The visit was pretty memorable and fun she admitted.
"I got to play in a quarter million dollar simulator as a copilot"
She also attended the Air Force vs. Navy football game and saw a Stealth bomber fly over .
"They were having a war meeting there with all the Generals from the Air Force and Navy and we and the coaches had passes to go out on the field with them.
These are the top Generals in the entire Air Force and one came over and visited.
Miriam was able to meet a 3 star General who attends all the football games along with his wife. His wife asked one of the girls if Miriam had committed yet, and said she needs too. She took off her "spirit" beads for the girl to give to Miriam. Others on the girls team said they had never even gotten to talk to her or had been noticed. Miriam is keeping those beads as a treasure.
"There were some things I could not see myself doing, and it is a huge commitment," Miriam said, "and if you are not up to it, I could not see myself going."
Three other prospects were visiting, she said, - 1 committed before she came, one committed on her first day, and the 3rd before the football game.
"There is a lot of pressure to commit. Mom and I prayed a lot about what I should do."
Miriam's Harvard visit was actually in between North Dakota and the Air Force Academy. There were no Generals, no Stealth bombers, but it was Harvard. You need say nothing more.
At Boston's Logan airport, Miriam sat next to a lady who spoke German, Italian, English, and was learning Spanish. She and her husband were going to manage a ski resort in Northern Italy.
This is only one story, Miriam said, but at Harvard there will be millions of stories like that. Harvard is Harvard. You don't have to say anymore as far as academics. Also, their girl's basketball team is good and has earned numerous Ivy League titles.
When you think that Harvard only accepts 6% of their applicants, you realize how fortunate you are to have this opportunity.
Harvard is also a $50,000 a year school, and Ivy League schools do not give out scholarships except for need through financial aid. For Miriam, the school will cost her $5,000 vs. the $50,000.
In narrowing her options, after her final visit to Colorado October 6th, Miriam had her answer by October 15th, Harvard was the school. It met her main criteria where academics comes first:
#1. A school that will give you the best education possible
#2. A school that has a winning tradition in basketball - a win loss record combined with attitude on and off the court.
#3. The feeling that the team was a family that I wanted to be a part of. First from coaches and their expectation, their attitude and their outlook on life..... you can get a lot from that.
Miriam had taken her five major categories of Academic, Team, Coaches, Basketball program, Community and broke each down into five subcategories. Then she rated them with her own method of scoring.

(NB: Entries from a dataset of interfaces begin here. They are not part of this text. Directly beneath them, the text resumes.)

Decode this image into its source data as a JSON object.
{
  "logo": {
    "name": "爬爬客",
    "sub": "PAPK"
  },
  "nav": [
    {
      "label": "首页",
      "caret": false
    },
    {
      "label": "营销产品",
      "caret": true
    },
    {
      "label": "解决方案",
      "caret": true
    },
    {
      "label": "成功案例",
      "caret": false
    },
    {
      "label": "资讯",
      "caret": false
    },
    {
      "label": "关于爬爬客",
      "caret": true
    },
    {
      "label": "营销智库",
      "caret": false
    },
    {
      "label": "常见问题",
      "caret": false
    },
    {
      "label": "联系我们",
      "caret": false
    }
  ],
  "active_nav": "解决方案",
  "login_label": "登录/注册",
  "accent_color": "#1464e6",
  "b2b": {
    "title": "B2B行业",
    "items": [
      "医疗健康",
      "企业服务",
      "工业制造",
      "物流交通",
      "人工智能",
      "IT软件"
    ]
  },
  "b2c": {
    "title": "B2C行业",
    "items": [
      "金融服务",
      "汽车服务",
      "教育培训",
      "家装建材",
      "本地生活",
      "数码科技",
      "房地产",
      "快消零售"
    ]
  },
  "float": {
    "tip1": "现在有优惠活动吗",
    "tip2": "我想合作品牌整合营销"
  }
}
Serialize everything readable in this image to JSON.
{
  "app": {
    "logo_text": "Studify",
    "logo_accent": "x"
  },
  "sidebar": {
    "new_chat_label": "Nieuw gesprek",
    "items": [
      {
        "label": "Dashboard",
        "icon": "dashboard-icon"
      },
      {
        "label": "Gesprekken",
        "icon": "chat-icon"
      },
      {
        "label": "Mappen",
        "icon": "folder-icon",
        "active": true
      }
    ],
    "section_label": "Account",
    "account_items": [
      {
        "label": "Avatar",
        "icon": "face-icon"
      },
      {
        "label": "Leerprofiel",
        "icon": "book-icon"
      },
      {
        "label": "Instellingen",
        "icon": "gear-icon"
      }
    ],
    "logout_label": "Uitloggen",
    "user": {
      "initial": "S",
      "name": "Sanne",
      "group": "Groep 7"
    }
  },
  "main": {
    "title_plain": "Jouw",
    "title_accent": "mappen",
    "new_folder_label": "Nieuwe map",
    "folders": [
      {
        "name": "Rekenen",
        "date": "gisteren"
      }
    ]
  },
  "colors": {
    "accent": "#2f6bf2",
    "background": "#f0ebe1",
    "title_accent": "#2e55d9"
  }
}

"To make it a tangible thing to look at, I stickified it with stickers," she laughed. "For instance, under scholarships I would put a big smiley face if they offered money, or sad face if they didn't.
"Some coaches could not wait and filled their positions such as the University of Minnesota, and Illinois State, so I pulled those schools off the chart. Then I gave stars, a blue star was excellent and scored 1 point, then red, then green, and finally gold which was rotten.
"I score it like golf, low number wins."
Miriam's parents are Doug and Anita Rutzen of RR1 Box 41A, Blandinsville, IL 61420. They attend the Grace Bible Church, in Monmouth. She has one brother David Rutzen who they lost in a car accident her Freshman year.
Miriam will leave Labor Day weekend for Harvard in Boston, MA.
She leaves these thoughts for others to follow:
"Respect those who have brought you where you are and show your appreciation and be thankful. So much of it is attitude. Don't settle, have fun, enjoy and live life to the fullest."
Miriam Rutzen with her parents Doug and Anita Rutzen and her coaches as she signs her commitment to play basketball at Harvard University.